Delhi H.C : Whether, on the facts and in the circumstances of the case, the Tribunal had enough material to come to the conclusion that Mohd. Masoom was not the owner of the gold which was confiscated from the car which admittedly belonged to him ?

High Court Of Delhi

CIT vs. Mohd. Massoom

Section 69A

Asst. year 1974-75

Arijit Pasayat, C.J. & D.K. Jain, J.

IT Ref. No. 128 of 1982

25th January, 2001

Counsel Appeared

Sanjiv Khanna & Ajay Jha, for the Applicant



Pursuant to the direction given by this Court under s. 256(2) of the IT Act, 1961 (“the Act”) in IT Case No. 279 of 1979, the Tribunal, Delhi Bench D, has referred the following question for opinion of this Court : “Whether, on the facts and in the circumstances of the case, the Tribunal had enough material to come to the conclusion that Mohd. Masoom was not the owner of the gold which was confiscated from the car which admittedly belonged to him ?” Dispute relates to the asst. yr. 1974-75.

2. Factual position as indicated in the statement of case is as follows : Assessee at the relevant point of time dealt in plastic beads and was carrying on business in the name and style of Bombay General Stores. The beads used to be purchased from Bombay and received by train. The revenue intelligence authorities received information that gold was being smuggled along with beads in the boxes. They kept a watch on the movement of the assessee. He was found taking delivery of two boxes from Frontier Mail at New Delhi Railway Station on 10th April, 1973. The goods were taken in an Ambassador car belonging to the assessee. Intelligence authorities arrested him and searched the boxes and found 1,550 tolas of primary gold which were seized. The authorities also kept a watch on the parcels received by the same train on 11th April, 1973. On that date also two parcels had arrived from Bombay from which they recovered 500 tolas of primary gold. The assessee was examined by the Intelligence Officers. He admitted before them to have carried on the activities of smuggling but stated that he was only a carrier and gold actually belonged to one Daya Shankar Kapoor of Shakti Nagar, Delhi. The IT authorities initiated proceedings against the assessee for the asst. yrs. 1973-74 and 1974-75. They questioned him about his activities and the gold recovered by the revenue intelligence authorities. Before the ITO, the assessee flatly denied to have any connection with the smuggling activities. He stated that he was falsely implicated by the authorities and he did not know any Daya Shankar Kapoor. He also denied to have done any job as carrier of gold for Daya Shankar Kappor. The ITO held that the assessee was owner of the gold. He estimated its value at Rs. 7,17,500 and added the same as the assessee’s undisclosed income. The assessee preferred appeal before the AAC. Said authority affirmed the conclusions of the AO. Matter was carried in further appeal before the Tribunal. Stand of the assessee was accepted and addition was deleted by the Tribunal.

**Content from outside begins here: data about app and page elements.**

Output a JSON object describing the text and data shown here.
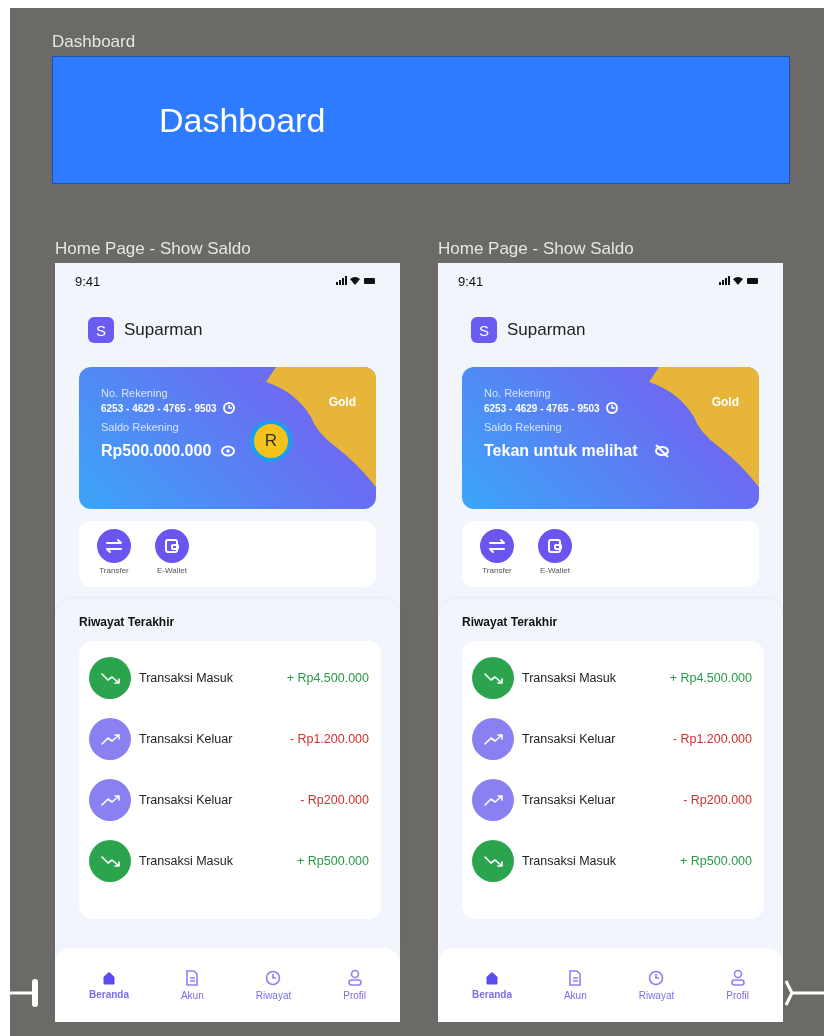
{
  "section": {
    "label": "Dashboard",
    "banner_title": "Dashboard"
  },
  "frames": [
    {
      "label": "Home Page - Show Saldo",
      "time": "9:41",
      "user": {
        "initial": "S",
        "name": "Suparman"
      },
      "card": {
        "account_label": "No. Rekening",
        "account_number": "6253 - 4629 - 4765 - 9503",
        "balance_label": "Saldo Rekening",
        "balance": "Rp500.000.000",
        "balance_visible": true,
        "tier": "Gold"
      },
      "cursor": {
        "initial": "R"
      },
      "actions": [
        {
          "kind": "transfer",
          "label": "Transfer"
        },
        {
          "kind": "wallet",
          "label": "E-Wallet"
        }
      ],
      "history": {
        "title": "Riwayat Terakhir",
        "items": [
          {
            "kind": "in",
            "label": "Transaksi Masuk",
            "amount": "+ Rp4.500.000"
          },
          {
            "kind": "out",
            "label": "Transaksi Keluar",
            "amount": "- Rp1.200.000"
          },
          {
            "kind": "out",
            "label": "Transaksi Keluar",
            "amount": "- Rp200.000"
          },
          {
            "kind": "in",
            "label": "Transaksi Masuk",
            "amount": "+ Rp500.000"
          }
        ]
      },
      "nav": [
        {
          "kind": "home",
          "label": "Beranda",
          "selected": true
        },
        {
          "kind": "doc",
          "label": "Akun",
          "selected": false
        },
        {
          "kind": "clock",
          "label": "Riwayat",
          "selected": false
        },
        {
          "kind": "user",
          "label": "Profil",
          "selected": false
        }
      ]
    },
    {
      "label": "Home Page - Show Saldo",
      "time": "9:41",
      "user": {
        "initial": "S",
        "name": "Suparman"
      },
      "card": {
        "account_label": "No. Rekening",
        "account_number": "6253 - 4629 - 4765 - 9503",
        "balance_label": "Saldo Rekening",
        "balance": "Tekan untuk melihat",
        "balance_visible": false,
        "tier": "Gold"
      },
      "actions": [
        {
          "kind": "transfer",
          "label": "Transfer"
        },
        {
          "kind": "wallet",
          "label": "E-Wallet"
        }
      ],
      "history": {
        "title": "Riwayat Terakhir",
        "items": [
          {
            "kind": "in",
            "label": "Transaksi Masuk",
            "amount": "+ Rp4.500.000"
          },
          {
            "kind": "out",
            "label": "Transaksi Keluar",
            "amount": "- Rp1.200.000"
          },
          {
            "kind": "out",
            "label": "Transaksi Keluar",
            "amount": "- Rp200.000"
          },
          {
            "kind": "in",
            "label": "Transaksi Masuk",
            "amount": "+ Rp500.000"
          }
        ]
      },
      "nav": [
        {
          "kind": "home",
          "label": "Beranda",
          "selected": true
        },
        {
          "kind": "doc",
          "label": "Akun",
          "selected": false
        },
        {
          "kind": "clock",
          "label": "Riwayat",
          "selected": false
        },
        {
          "kind": "user",
          "label": "Profil",
          "selected": false
        }
      ]
    }
  ]
}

3. Relevant observations of the Tribunal are contained in para. 4 of its order which read as follows : “The assessee is now in appeal before us. We have heard the parties. We have also gone through the order of the Collector of Customs dt. 30th March, 1977, referred to above. The finding of the Collector as contained in para 35 of his order is that Shri Daya Shankar was the financier in this organisation and that he was also the receiver of the gold. In view of this finding, we do not find any material to hold that the assessee was the owner of the gold or that he had financed its purchase. The assessee will, therefore, get relief of Rs. 7,17,500 in the asst. yr. 1974-75. The Department will, of course, be at liberty to proceed against Shri Daya Shankar, if otherwise permissible under the Act.”

The Revenue’s prayer for reference under s. 256(1) was turned down. However, on being moved under s. 256(2) direction was given by this Court to refer the question as set out above.

We have heard the learned counsel for the Revenue. There is no appearance on behalf of the assessee in spite of notice. The learned counsel for the Revenue submitted that the conclusions of the Tribunal are erroneous and contrary to the facts.

We find that the Tribunal referred to the order passed by the Customs authorities wherein it was held that Daya Shankar Kapoor was the financier in the organisation and the assessee was not the owner of the gold and had not financed its purchase. Conclusions of the Tribunal are essentially factual giving rise to no question of law. Therefore, we decline to answer the question.

The reference is returned unanswered.

Decision in favour of Reference returned unanswered

[Citation : 252 ITR 596]

Scroll to Top
Malcare WordPress Security